Dike project expected to provide 200-year protection
The bridge at the bottom of Lakes Road in Duncan will remain closed for at least a few more days, as the extensive work on the Lakes and Beverly diking project escalates.
Traffic is being rerouted around the site. The closure went into effect Sunday and the Municipality of North Cowichan expected the detour to remain for a total of about a week, but it's not firm.
"The nature of the work is such that should they run into an issue that caused a delay and we had given a firm date, then we could be criticized that the bridge was not open by the date indicated,'' explained Clay Reitsma, manager of engineering (infrastructure and environment) for North Cowichan. "So we indicated approximately one week for that reason.''
The Emergency Management B.C. Tier 2 North and South Flood Protection project is on time and budget, according to Reitsma.
"These flood protection works will prevent a repeat of the November 2009 flood event south of Somenos,'' Reitsma pointed out. "These projects are protecting for the 200-year flood. The November 2009 flood event was a one-in-a-seven-year flood.''
The Tier 2 North projects are north of the Cowichan River, including the Lakes Road dike, Beverly Street dike, York Road pump station and the Quamichan Village bank stabilization. The projects are being managed by North Cowichan and the total cost is estimated at $4.9 million.
The Lakes Road and Beverly dikes from the roundabout to York Road will essentially be completed by the end of March. The Quamichan Bank stabilization was completed in October of 2012.
Phase 2, the part of the Beverly Street dike from York Road to the Trans-Canada Highway, has started this week. The York Road flood pump station will be constructed this summer and all Phase 2 work is due for completion this fall.
The Tier 2 South projects are south of the river, including the South Side Spur Dike upgrade, Connector dike, Mission Road dike upgrade, Hatchery Road dike and Hatchery dike repair. The projects are being managed by the Cowichan Valley Regional District and total cost is estimated at $3.8 million.
All of the south projects will be constructed this year.
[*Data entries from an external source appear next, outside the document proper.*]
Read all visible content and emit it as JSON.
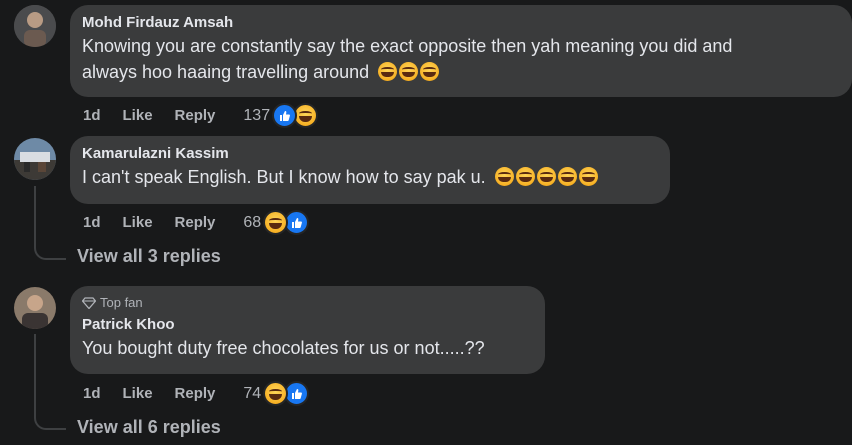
{
  "comments": [
    {
      "author": "Mohd Firdauz Amsah",
      "text_line1": "Knowing you are constantly say the exact opposite then yah meaning you did and",
      "text_line2": "always hoo haaing travelling around",
      "trailing_emojis": [
        "laugh-cry",
        "laugh-cry",
        "laugh-cry"
      ],
      "time": "1d",
      "like_label": "Like",
      "reply_label": "Reply",
      "reaction_count": "137",
      "reaction_icons": [
        "like",
        "haha"
      ]
    },
    {
      "author": "Kamarulazni Kassim",
      "text": "I can't speak English. But I know how to say pak u.",
      "trailing_emojis": [
        "laugh-cry",
        "laugh-cry",
        "laugh-cry",
        "laugh-cry",
        "laugh-cry"
      ],
      "time": "1d",
      "like_label": "Like",
      "reply_label": "Reply",
      "reaction_count": "68",
      "reaction_icons": [
        "haha",
        "like"
      ],
      "view_replies": "View all 3 replies"
    },
    {
      "badge": "Top fan",
      "author": "Patrick Khoo",
      "text": "You bought duty free chocolates for us or not.....??",
      "time": "1d",
      "like_label": "Like",
      "reply_label": "Reply",
      "reaction_count": "74",
      "reaction_icons": [
        "haha",
        "like"
      ],
      "view_replies": "View all 6 replies"
    }
  ]
}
"The deadline for completing all of the projects is March 31, 2014 but we expect to be completed before then,'' noted Reitsma.
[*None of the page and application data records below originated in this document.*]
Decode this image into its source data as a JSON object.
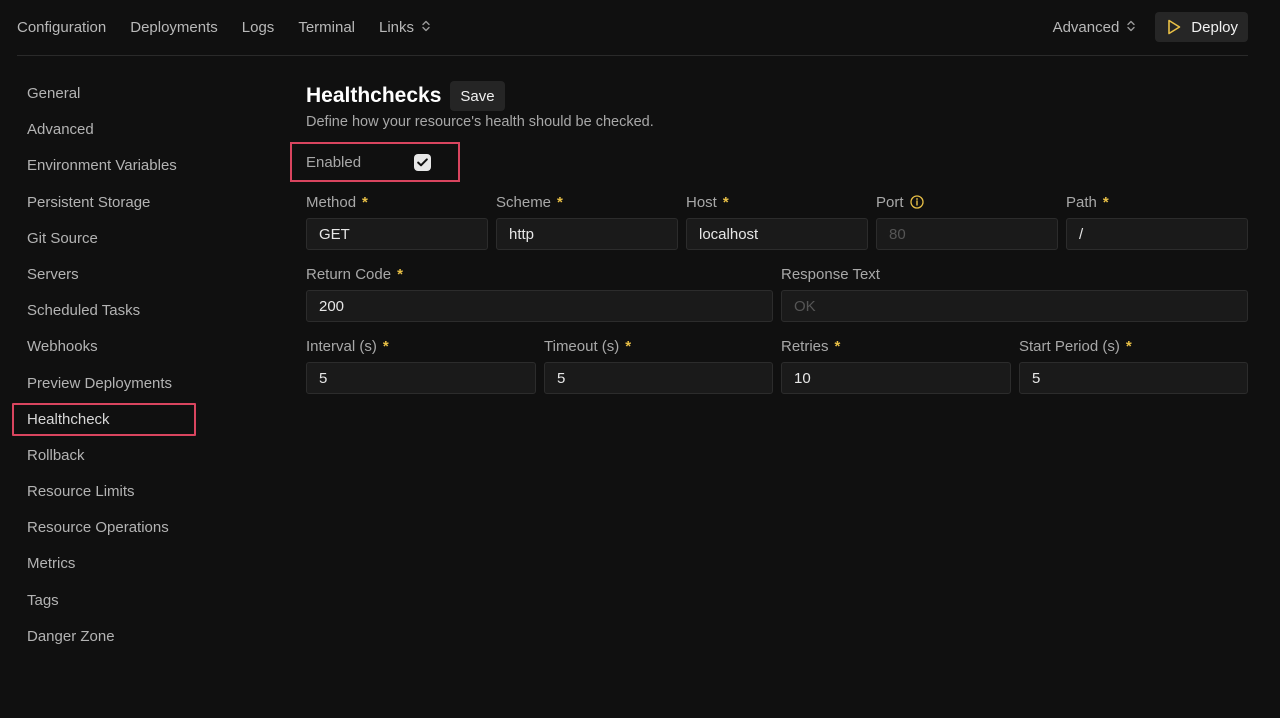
{
  "topnav": {
    "items": [
      {
        "label": "Configuration"
      },
      {
        "label": "Deployments"
      },
      {
        "label": "Logs"
      },
      {
        "label": "Terminal"
      },
      {
        "label": "Links"
      }
    ],
    "advanced_label": "Advanced",
    "deploy_label": "Deploy"
  },
  "sidebar": {
    "items": [
      {
        "label": "General"
      },
      {
        "label": "Advanced"
      },
      {
        "label": "Environment Variables"
      },
      {
        "label": "Persistent Storage"
      },
      {
        "label": "Git Source"
      },
      {
        "label": "Servers"
      },
      {
        "label": "Scheduled Tasks"
      },
      {
        "label": "Webhooks"
      },
      {
        "label": "Preview Deployments"
      },
      {
        "label": "Healthcheck"
      },
      {
        "label": "Rollback"
      },
      {
        "label": "Resource Limits"
      },
      {
        "label": "Resource Operations"
      },
      {
        "label": "Metrics"
      },
      {
        "label": "Tags"
      },
      {
        "label": "Danger Zone"
      }
    ],
    "active": "Healthcheck"
  },
  "main": {
    "title": "Healthchecks",
    "save_label": "Save",
    "subtitle": "Define how your resource's health should be checked.",
    "enabled_label": "Enabled",
    "enabled_checked": true,
    "fields": {
      "method": {
        "label": "Method",
        "value": "GET"
      },
      "scheme": {
        "label": "Scheme",
        "value": "http"
      },
      "host": {
        "label": "Host",
        "value": "localhost"
      },
      "port": {
        "label": "Port",
        "placeholder": "80"
      },
      "path": {
        "label": "Path",
        "value": "/"
      },
      "return_code": {
        "label": "Return Code",
        "value": "200"
      },
      "response_text": {
        "label": "Response Text",
        "placeholder": "OK"
      },
      "interval": {
        "label": "Interval (s)",
        "value": "5"
      },
      "timeout": {
        "label": "Timeout (s)",
        "value": "5"
      },
      "retries": {
        "label": "Retries",
        "value": "10"
      },
      "start_period": {
        "label": "Start Period (s)",
        "value": "5"
      }
    },
    "required_marker": "*"
  },
  "colors": {
    "background": "#101010",
    "highlight": "#d9455f",
    "required": "#e9c046",
    "deploy_icon": "#e9c046"
  },
  "icons": {
    "links_chevron": "chevron-up-down-icon",
    "advanced_chevron": "chevron-up-down-icon",
    "deploy": "play-icon",
    "port_info": "info-icon",
    "checkbox": "check-icon"
  }
}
He noted the project cost is being covered through a partnership among North Cowichan, the City of Duncan, the CVRD and Cowichan Tribes.
"Some funds are also being provided by the provincial and federal governments through Emergency Management B.C.'s Flood Protection Program,'' added Reitsma.
The breakdown for the EMBC Funding Program works out to one-third from the province, one-third from the feds and one-third from local governments and First Nations.
There is also additional funds of $949,750 being provided through the Gas Tax Funding Program.
The split for the one-third local government and First Nations component is 63.88 % from North Cowichan, 17.67 % from Duncan, 12.30 % from the CVRD and 6.15 % from Cowichan Tribes.
After work is completed, "the dikes will be grassed using hydroseed,'' explained Reitsma. "It will take some time for the grass to grow but eventually the dikes will be grassed.''
Long-term, there will be more flood protection work required on the north side of Somenos Creek, Reitsma indicated.
"In our 2012 funding application, we applied for $2.7 million of funding to construct flood protection works north of Somenos Creek but the funding was denied. North Cowichan intends to undertake the flood protection works north of Somenos Creek as soon as funding can be secured.
"There will also be additional diking needed along the east side of the Trans-Canada Highway up to Bings Creek and across the Trans-Canada Highway tying into high ground near the RCMP (office). A new flood pump station will also be required near the RCMP to pump run-off from the urban area to the south over a new dike running east to west to the south of Bings Creek.''